In contrast to these criteria, the current database of utilizers of the VA healthcare system is structured by chronological in-patient and out-patient visits, rather than unique patient identifiers or diagnoses. Thus, with the existing database, there is no readily accessible way to identify unique patients with PTSD or to assess their longitudinal outcomes and utilization of VA healthcare. Therefore, a fundamental objective of this proposal is to establish a registry of patients with PTSD from the existing VA utilization database. Electronic medical records such as those in the VA database are increasingly important sources of data, but data must be extracted, transformed into registry format, and loaded into the registry, where they will reside in the registry database, together with registry-specific data that is imported from other sources. The other sources of data for the PTSD registry will be the OIF/OEF veteran roster (particularly for military specific data, e.g., branch, rank, deployment dates, etc.) and, in Phase III, the proposed telephone interview.
During Phase I of this project, a cumulative roster of unique OIF/OEF veterans who have been separated from active duty following deployment and who have become eligible for VA healthcare will be matched with VA inpatient (PTF) and outpatient (OPC) databases for fiscal year (FY) 2004 through FY 2007. For identification of a potential PTSD patient, any veteran patient with a diagnosis of ICD-9 CM, 308.81 will be selected. The PTSD registry will encompass utilizers of the VA medical system. Each unique patient with a visit record indicating a PTSD diagnosis will be included. The registry creation will involve a multi-step process, including steps to identify all PTSD diagnoses, to identify unique patients within the PTSD diagnoses, and to identify each additional visit made by each PTSD patient. For identification of OIF/OEF veteran non-PTSD patients who are high VA healthcare users (sample #2), we will review in/outpatient records of OIF/OEF veteran patients and identify those who have been hospitalized or treated as outpatients more than 11 times during the post deployment period. A similar step will be taken to identify a non-combat comparison group of patients (sample #3). All veteran patients for three groups will be stratified by year of first entry to VA healthcare data bases (FY 2004-2007) and equal number of veteran patients will be randomly selected for each fiscal year for sample #1 and sample #2. For sample #3, additional matching variables such as age, gender, and ethnicity/race will be used in addition to the year of entry to VA healthcare databases. Ultimately, during Phase II, all existing VA medical utilization data and OIF/OEF veterans' roster data for each veteran patient will be merged and de-identified to ensure privacy and confidentiality.
During Phase III, data obtained from a telephone interview will be merged with the existing data in the PTSD registry database.

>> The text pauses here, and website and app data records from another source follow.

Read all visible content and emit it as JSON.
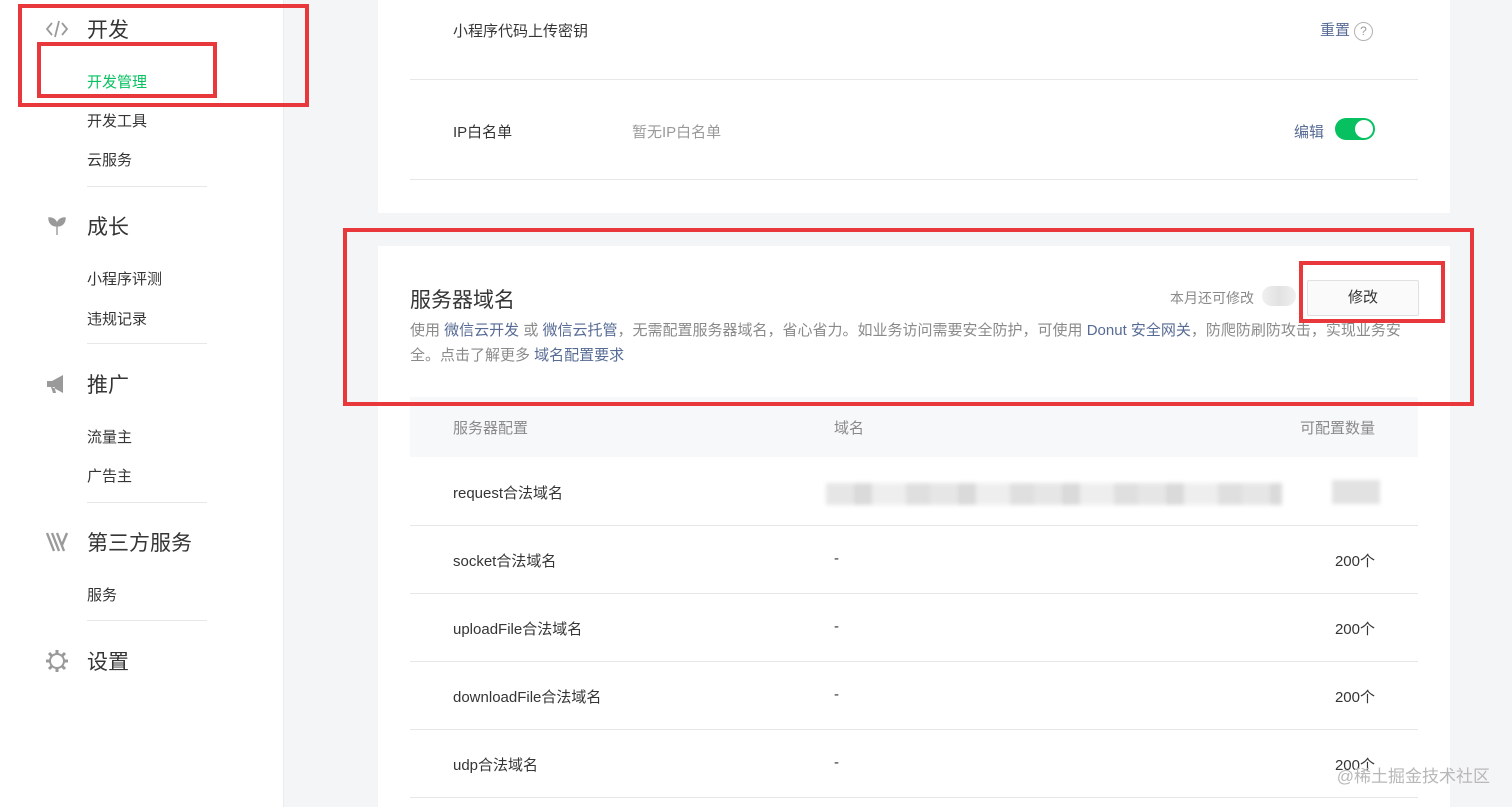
{
  "sidebar": {
    "groups": [
      {
        "title": "开发",
        "icon": "code-icon",
        "items": [
          "开发管理",
          "开发工具",
          "云服务"
        ],
        "active_index": 0
      },
      {
        "title": "成长",
        "icon": "sprout-icon",
        "items": [
          "小程序评测",
          "违规记录"
        ]
      },
      {
        "title": "推广",
        "icon": "megaphone-icon",
        "items": [
          "流量主",
          "广告主"
        ]
      },
      {
        "title": "第三方服务",
        "icon": "third-party-icon",
        "items": [
          "服务"
        ]
      },
      {
        "title": "设置",
        "icon": "gear-icon",
        "items": []
      }
    ]
  },
  "dev_settings": {
    "upload_key_label": "小程序代码上传密钥",
    "upload_key_action": "重置",
    "ip_whitelist_label": "IP白名单",
    "ip_whitelist_value": "暂无IP白名单",
    "ip_whitelist_action": "编辑",
    "ip_whitelist_enabled": true
  },
  "server_domain": {
    "title": "服务器域名",
    "quota_text": "本月还可修改",
    "edit_button": "修改",
    "desc": {
      "p1": "使用 ",
      "link1": "微信云开发",
      "p2": " 或 ",
      "link2": "微信云托管",
      "p3": "，无需配置服务器域名，省心省力。如业务访问需要安全防护，可使用 ",
      "link3": "Donut 安全网关",
      "p4": "，防爬防刷防攻击，实现业务安全。点击了解更多 ",
      "link4": "域名配置要求"
    },
    "table": {
      "headers": [
        "服务器配置",
        "域名",
        "可配置数量"
      ],
      "rows": [
        {
          "name": "request合法域名",
          "domain": "",
          "count": ""
        },
        {
          "name": "socket合法域名",
          "domain": "-",
          "count": "200个"
        },
        {
          "name": "uploadFile合法域名",
          "domain": "-",
          "count": "200个"
        },
        {
          "name": "downloadFile合法域名",
          "domain": "-",
          "count": "200个"
        },
        {
          "name": "udp合法域名",
          "domain": "-",
          "count": "200个"
        }
      ]
    }
  },
  "watermark": "@稀土掘金技术社区",
  "colors": {
    "accent_green": "#07c160",
    "link_blue": "#576b95",
    "annotation_red": "#e8383b"
  }
}
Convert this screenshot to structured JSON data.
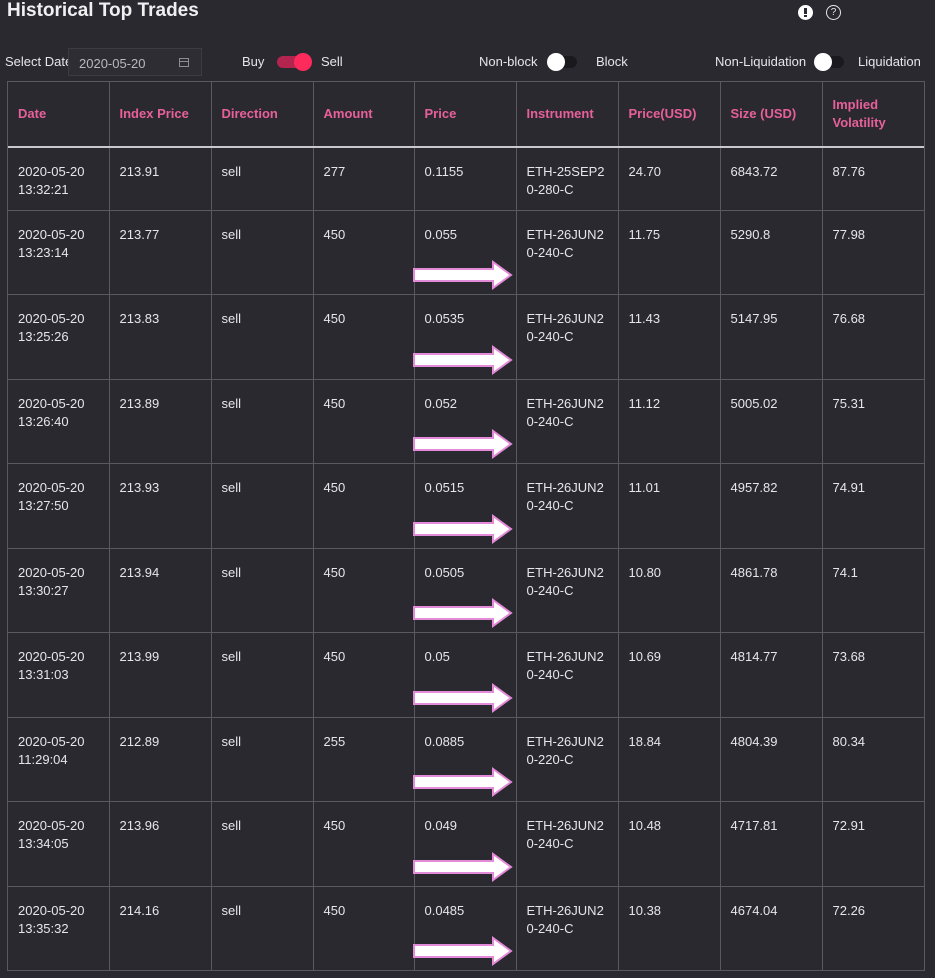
{
  "header": {
    "title": "Historical Top Trades",
    "info_icon": "info-icon",
    "help_icon": "help-icon"
  },
  "controls": {
    "select_date_label": "Select Date",
    "date_value": "2020-05-20",
    "buy_label": "Buy",
    "sell_label": "Sell",
    "nonblock_label": "Non-block",
    "block_label": "Block",
    "nonliq_label": "Non-Liquidation",
    "liq_label": "Liquidation",
    "direction_toggle_on": true,
    "block_toggle_on": false,
    "liquidation_toggle_on": false
  },
  "colors": {
    "accent": "#ff2a5c",
    "header_text": "#e8609a",
    "background": "#2a2930",
    "arrow_fill": "#ffffff",
    "arrow_stroke": "#e38bd9"
  },
  "table": {
    "columns": [
      "Date",
      "Index Price",
      "Direction",
      "Amount",
      "Price",
      "Instrument",
      "Price(USD)",
      "Size (USD)",
      "Implied Volatility"
    ],
    "rows": [
      {
        "date": "2020-05-20",
        "time": "13:32:21",
        "index_price": "213.91",
        "direction": "sell",
        "amount": "277",
        "price": "0.1155",
        "instrument": "ETH-25SEP20-280-C",
        "price_usd": "24.70",
        "size_usd": "6843.72",
        "iv": "87.76",
        "highlighted": false
      },
      {
        "date": "2020-05-20",
        "time": "13:23:14",
        "index_price": "213.77",
        "direction": "sell",
        "amount": "450",
        "price": "0.055",
        "instrument": "ETH-26JUN20-240-C",
        "price_usd": "11.75",
        "size_usd": "5290.8",
        "iv": "77.98",
        "highlighted": true
      },
      {
        "date": "2020-05-20",
        "time": "13:25:26",
        "index_price": "213.83",
        "direction": "sell",
        "amount": "450",
        "price": "0.0535",
        "instrument": "ETH-26JUN20-240-C",
        "price_usd": "11.43",
        "size_usd": "5147.95",
        "iv": "76.68",
        "highlighted": true
      },
      {
        "date": "2020-05-20",
        "time": "13:26:40",
        "index_price": "213.89",
        "direction": "sell",
        "amount": "450",
        "price": "0.052",
        "instrument": "ETH-26JUN20-240-C",
        "price_usd": "11.12",
        "size_usd": "5005.02",
        "iv": "75.31",
        "highlighted": true
      },
      {
        "date": "2020-05-20",
        "time": "13:27:50",
        "index_price": "213.93",
        "direction": "sell",
        "amount": "450",
        "price": "0.0515",
        "instrument": "ETH-26JUN20-240-C",
        "price_usd": "11.01",
        "size_usd": "4957.82",
        "iv": "74.91",
        "highlighted": true
      },
      {
        "date": "2020-05-20",
        "time": "13:30:27",
        "index_price": "213.94",
        "direction": "sell",
        "amount": "450",
        "price": "0.0505",
        "instrument": "ETH-26JUN20-240-C",
        "price_usd": "10.80",
        "size_usd": "4861.78",
        "iv": "74.1",
        "highlighted": true
      },
      {
        "date": "2020-05-20",
        "time": "13:31:03",
        "index_price": "213.99",
        "direction": "sell",
        "amount": "450",
        "price": "0.05",
        "instrument": "ETH-26JUN20-240-C",
        "price_usd": "10.69",
        "size_usd": "4814.77",
        "iv": "73.68",
        "highlighted": true
      },
      {
        "date": "2020-05-20",
        "time": "11:29:04",
        "index_price": "212.89",
        "direction": "sell",
        "amount": "255",
        "price": "0.0885",
        "instrument": "ETH-26JUN20-220-C",
        "price_usd": "18.84",
        "size_usd": "4804.39",
        "iv": "80.34",
        "highlighted": true
      },
      {
        "date": "2020-05-20",
        "time": "13:34:05",
        "index_price": "213.96",
        "direction": "sell",
        "amount": "450",
        "price": "0.049",
        "instrument": "ETH-26JUN20-240-C",
        "price_usd": "10.48",
        "size_usd": "4717.81",
        "iv": "72.91",
        "highlighted": true
      },
      {
        "date": "2020-05-20",
        "time": "13:35:32",
        "index_price": "214.16",
        "direction": "sell",
        "amount": "450",
        "price": "0.0485",
        "instrument": "ETH-26JUN20-240-C",
        "price_usd": "10.38",
        "size_usd": "4674.04",
        "iv": "72.26",
        "highlighted": true
      }
    ]
  }
}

The PTSD registry will continue to be updated at 6-month intervals during the course of this project as new or updated electronic medical records are entered into the VA in/outpatient healthcare database for registry participants.
|United States, Massachusetts|
|VA Boston Healthcare System (Jamaica Plain Campus)|
|Boston, Massachusetts, United States, 02130|
|Principal Investigator:||Terence M Keane, PhD||BUSM; VA Boston Healthcare System|